[0055] Such a system may be used to control the motion of the catheter 14 and guide wire 16 in an interventional radiology simulator or an interventional radiology remote operation system. A schematic of this application is illustrated in FIG. 6. The reflective elements are located on the outer surface of the catheter 14 and the guide wire 16. In order to navigate the motion of the guide wire 16 inserted inside the catheter 16, the catheter 16 is preferably made of semi-transparent material. As shown in FIG. 7, the focus planes of the laser light sources 18 and 20 for the catheter 14 and guide wire 16 respectively, are separately positioned on the catheter and guide wire. The sensors may be colour sensitive, for example, the sensors for the catheter 14 may be sensitive to red colour and the sensors for the guide wire 16 may be sensitive to blue colour. By marking the reflective areas in different colours, the motions of several catheters and the guide wires may be tracked with no interference.

[0056] The translational and rotational movements of the catheter 14 and guide wire 16 may be calculated as described above with respect to FIGS. 1 to 6.

[0057] Various alternatives to the embodiments described above may be made, for example, whilst the embodiments have been described with reference to the use of a catheter and guide wire in interventional radiology (IR) procedures, the above method and system may also be used in other applications where two-dimensional motion tracking is required, such as in a computer mouse, microinjection devices for transgenic work, or some industry applications. Furthermore, although in the embodiments described above the use of multiple reflective elements is envisaged, the invention is not limited in this respect, and the invention may alternatively employ only a single reflective element. Such a technique may exploit the fact that the reflective element has non-zero length

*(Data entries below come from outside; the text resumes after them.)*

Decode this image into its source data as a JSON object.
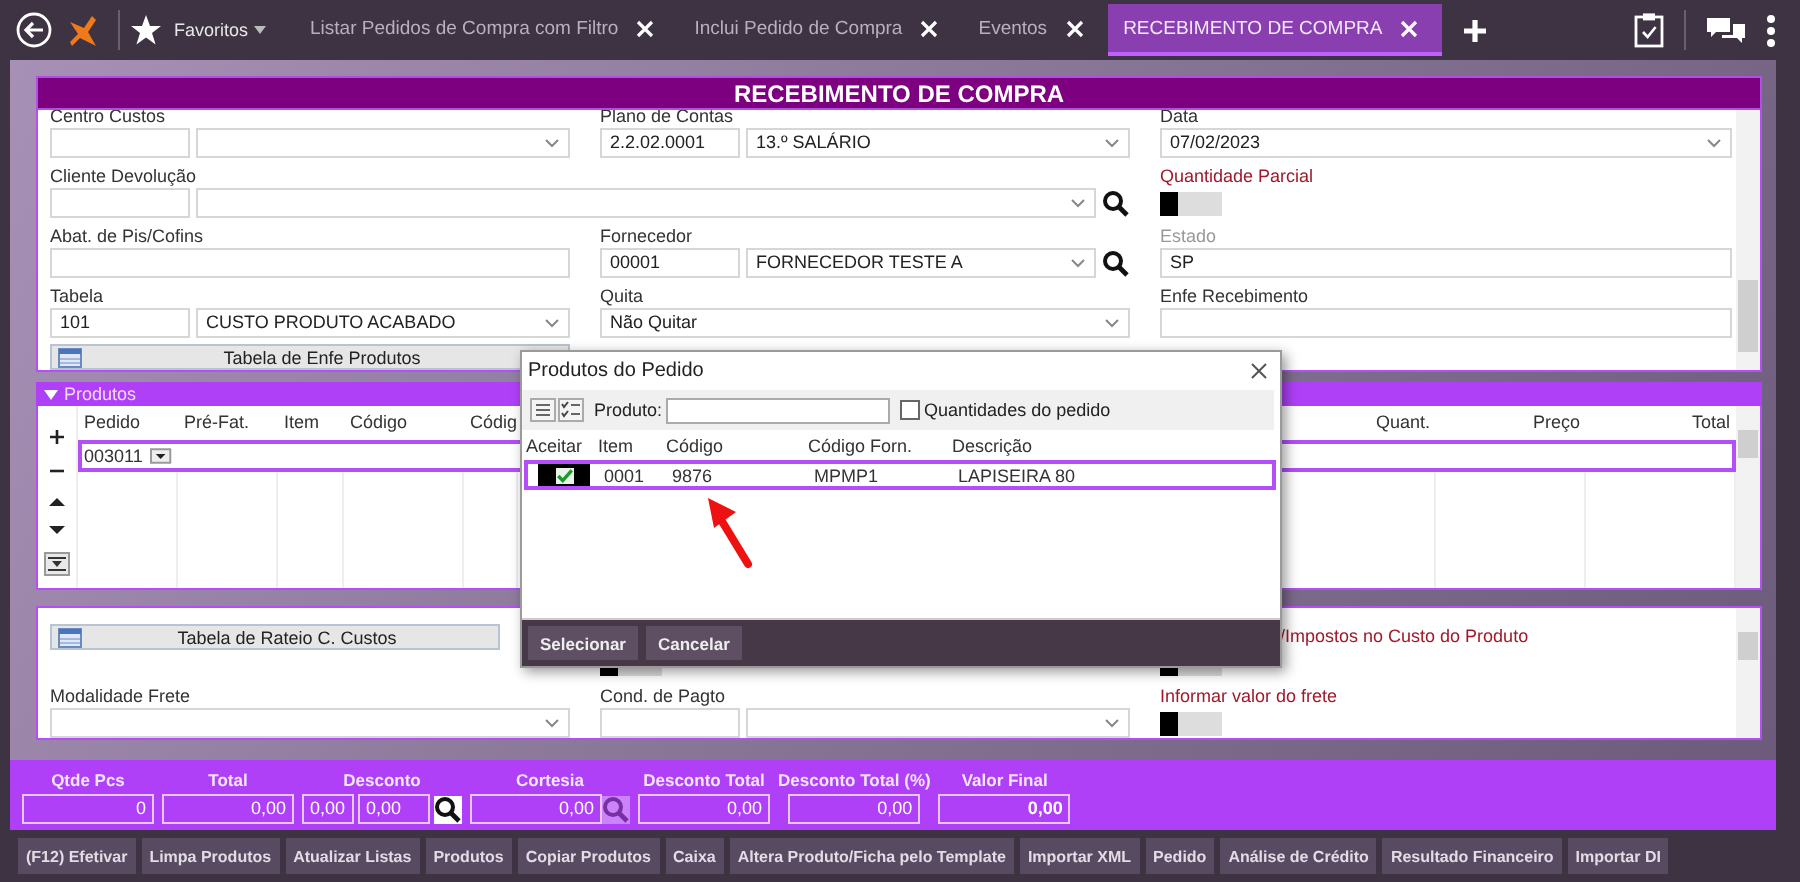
{
  "topbar": {
    "favorites": "Favoritos",
    "tabs": [
      {
        "label": "Listar Pedidos de Compra com Filtro",
        "selected": false
      },
      {
        "label": "Inclui Pedido de Compra",
        "selected": false
      },
      {
        "label": "Eventos",
        "selected": false
      },
      {
        "label": "RECEBIMENTO DE COMPRA",
        "selected": true
      }
    ]
  },
  "page_title": "RECEBIMENTO DE COMPRA",
  "form": {
    "fields": [
      {
        "label": "Centro Custos",
        "alert": false,
        "muted": false,
        "kind": "code-select",
        "wide": false,
        "search": false
      },
      {
        "label": "Plano de Contas",
        "alert": false,
        "muted": false,
        "kind": "code-select",
        "code": "2.2.02.0001",
        "value": "13.º SALÁRIO",
        "wide": false,
        "search": false
      },
      {
        "label": "Data",
        "alert": false,
        "muted": false,
        "kind": "select",
        "value": "07/02/2023",
        "wide": false
      },
      {
        "label": "Cliente Devolução",
        "alert": false,
        "muted": false,
        "kind": "code-select",
        "wide": true,
        "search": true
      },
      {
        "label": "Quantidade Parcial",
        "alert": true,
        "muted": false,
        "kind": "toggle",
        "on": false,
        "wide": false
      },
      {
        "label": "Abat. de Pis/Cofins",
        "alert": false,
        "muted": false,
        "kind": "text",
        "wide": false
      },
      {
        "label": "Fornecedor",
        "alert": false,
        "muted": false,
        "kind": "code-select",
        "code": "00001",
        "value": "FORNECEDOR TESTE A",
        "wide": false,
        "search": true
      },
      {
        "label": "Estado",
        "alert": false,
        "muted": true,
        "kind": "text",
        "value": "SP",
        "wide": false
      },
      {
        "label": "Tabela",
        "alert": false,
        "muted": false,
        "kind": "code-select",
        "code": "101",
        "value": "CUSTO PRODUTO ACABADO",
        "wide": false,
        "search": false
      },
      {
        "label": "Quita",
        "alert": false,
        "muted": false,
        "kind": "select",
        "value": "Não Quitar",
        "wide": false
      },
      {
        "label": "Enfe Recebimento",
        "alert": false,
        "muted": false,
        "kind": "text",
        "wide": false
      },
      {
        "kind": "button",
        "value": "Tabela de Enfe Produtos",
        "wide": false
      }
    ]
  },
  "products": {
    "title": "Produtos",
    "columns_left": [
      "Pedido",
      "Pré-Fat.",
      "Item",
      "Código",
      "Códig"
    ],
    "columns_right": [
      "Quant.",
      "Preço",
      "Total"
    ],
    "rows": [
      {
        "pedido": "003011",
        "selected": true
      }
    ]
  },
  "section2": {
    "fields": [
      {
        "kind": "button",
        "value": "Tabela de Rateio C. Custos"
      },
      {
        "kind": "toggle",
        "on": false
      },
      {
        "label": "/Impostos no Custo do Produto",
        "alert": true,
        "muted": false,
        "kind": "toggle",
        "on": false,
        "partly_covered": true
      },
      {
        "label": "Modalidade Frete",
        "alert": false,
        "muted": false,
        "kind": "select"
      },
      {
        "label": "Cond. de Pagto",
        "alert": false,
        "muted": false,
        "kind": "code-select",
        "search": false
      },
      {
        "label": "Informar valor do frete",
        "alert": true,
        "muted": false,
        "kind": "toggle",
        "on": false
      }
    ]
  },
  "totals": [
    {
      "label": "Qtde Pcs",
      "boxes": [
        "0"
      ]
    },
    {
      "label": "Total",
      "boxes": [
        "0,00"
      ]
    },
    {
      "label": "Desconto",
      "boxes": [
        "0,00",
        "0,00"
      ],
      "lookup": true,
      "lookup_dimmed": false
    },
    {
      "label": "Cortesia",
      "boxes": [
        "0,00"
      ],
      "lookup": true,
      "lookup_dimmed": true
    },
    {
      "label": "Desconto Total",
      "boxes": [
        "0,00"
      ]
    },
    {
      "label": "Desconto Total (%)",
      "boxes": [
        "0,00"
      ]
    },
    {
      "label": "Valor Final",
      "boxes": [
        "0,00"
      ],
      "emphasis": true
    }
  ],
  "actions": [
    "(F12) Efetivar",
    "Limpa Produtos",
    "Atualizar Listas",
    "Produtos",
    "Copiar Produtos",
    "Caixa",
    "Altera Produto/Ficha pelo Template",
    "Importar XML",
    "Pedido",
    "Análise de Crédito",
    "Resultado Financeiro",
    "Importar DI"
  ],
  "dialog": {
    "title": "Produtos do Pedido",
    "product_label": "Produto:",
    "quantities_label": "Quantidades do pedido",
    "quantities_checked": false,
    "check_column": "Aceitar",
    "columns": [
      "Item",
      "Código",
      "Código Forn.",
      "Descrição"
    ],
    "rows": [
      {
        "accepted": true,
        "selected": true,
        "cells": [
          "0001",
          "9876",
          "MPMP1",
          "LAPISEIRA 80"
        ]
      }
    ],
    "buttons": [
      "Selecionar",
      "Cancelar"
    ]
  }
}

[0058] In a preferred embodiment, the precision of the optical tracking is determined by the radius of the laser spot. The laser beam may be focussed to a spot with a radius of approximately 0.5 μm. As an example, the laser detector used in a second generation phased-DVD disc system is a blue laser with a spot radius of 400 to 450 mm. The track pitch may be 0.37 μm. Thus, this size of reflective area may be realised in industry.

[0059] In summary, an embodiment of the present invention is directed to an optical method of tracking the translational and rotational motion of catheters and guide wires in interventional radiology procedures. With this method, the motions of the catheters and guide wires may be navigated using one tracking unit. The precision of the optical tracking is preferably determined by the radius of the laser light source. The tracking unit may be based on the optical method described above and may act as one of the key components in interventional radiology simulation systems and interventional radiology remote operation systems. In this way the system is simplified over prior art systems. Optical sensors may navigate the motions of all of the catheters and guide wires and the motion relationship between the catheter and the guide wire may remain the same (the guide wire is inside the catheter). Furthermore, the mechanical structure may be of a small size. Also, the tracking resolution may be increased to the level of micrometres and the length of the catheters and the guide wires need not be modified.

[0060] A further advantage of a preferred embodiment of the invention is that the guide wire and catheter may exist in the same housing for movement tracking purposes. In such an embodiment, the catheter is preferably transparent to allow the second light source to be reflected off the internal guide wire. If several different light sources are used, the motions of several catheters and guide wires may be tracked simultaneously.

[0061] Furthermore, in a preferred embodiment of the invention, there is no signal loss regardless of how much motion is experienced by the object being tracked.